Why do I need uninsured motorist coverage?
In selecting new auto insurance, it’s often tempting to pick the cheapest option, declining any “optional” coverage that may be offered. Saving a few extra bucks seems like a good choice. However, it might not always be the wisest course of action; saving a few dollars every month can cost you tens or even hundreds of thousands of dollars down the road. Here’s why.
In order to drive a vehicle, an owner must carry “liability” coverage in the amount required by law. This coverage protects anyone who might be injured in an accident caused by the driver, such as passengers, other drivers, or pedestrians. It also protects the driver from the liability of being sued personally for damage.
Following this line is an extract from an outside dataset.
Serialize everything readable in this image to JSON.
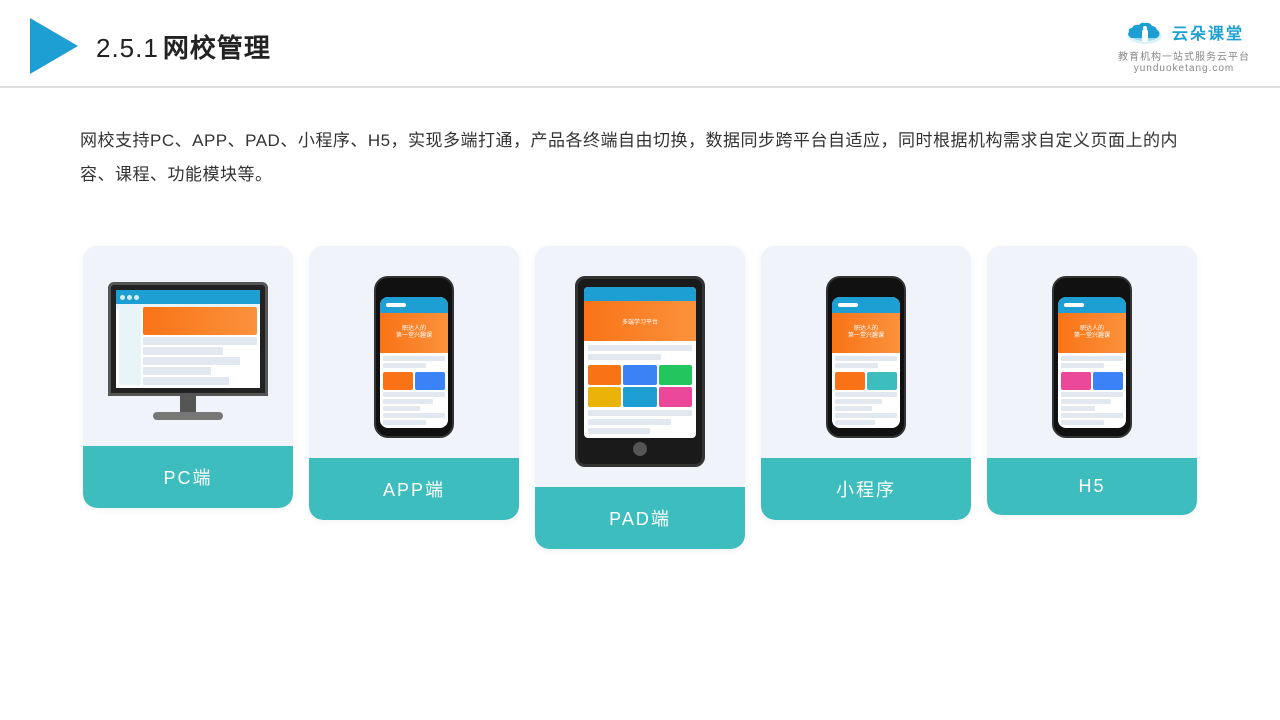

The other most commonly-known provision of auto insurance policies is “collision” coverage. This is the coverage that will repair physical damage to your vehicle after an accident you caused, usually after the payment of a deductible. Collision coverage is optional, and adds to the monthly cost of the policy, but can repair or replace your damaged vehicle.
The law requires auto insurance companies to offer additional types of coverage, such as no-fault coverage or medical benefits and uninsured/underinsured motorist coverage. All too often, people try to save money by declining uninsured motorist coverage. However, it can be the most important part of the policy if you are injured in an automobile accident that was not your fault.
Ordinarily, if you’re injured in an auto accident through no fault of your own, your car accident attorney will bring a claim against the individual who caused the accident. However, if that person has no auto insurance, either because he was driving without it or forgot to pay his premiums, there could be no recovery at all. Even if your attorney could obtain a judgment for your medical bills, lost wages, and pain and suffering, it would be almost impossible to collect against an individual.
This is where uninsured motorist coverage steps in. If you have uninsured coverage on your insurance policy, your auto coverage will act as though it had insured the person who actually caused the accident, and pay for your medical bills, lost wages, and pain and suffering. Uninsured motorist coverage is also triggered in hit-and-run accidents, where the guilty party is missing, and in excess limits cases, where the other individual has auto insurance limits that are much lower than your actual damages.
Most states will not allow you to purchase uninsured motorist coverage in excess of the liability coverage you already carry. This is because you aren’t supposed to be protecting yourself more than you protect the other people on the road. However, it’s a good idea to keep your limits reasonably high in the first place. Even if you don’t think you’re going to cause an accident, you never know when something unexpected might happen, and you don’t want to be sued personally if your liability coverage is not high enough.
Because uninsured motorist coverage comes from your contract, rather than from the actual accident, it can have requirements and rules that don’t apply in most auto accident cases. Just because you are dealing with your own insurance company doesn’t mean they are on your side. You should always consult an attorney like Cohen & Cohen, P.C. before trying to negotiate an uninsured motorist claim on your own.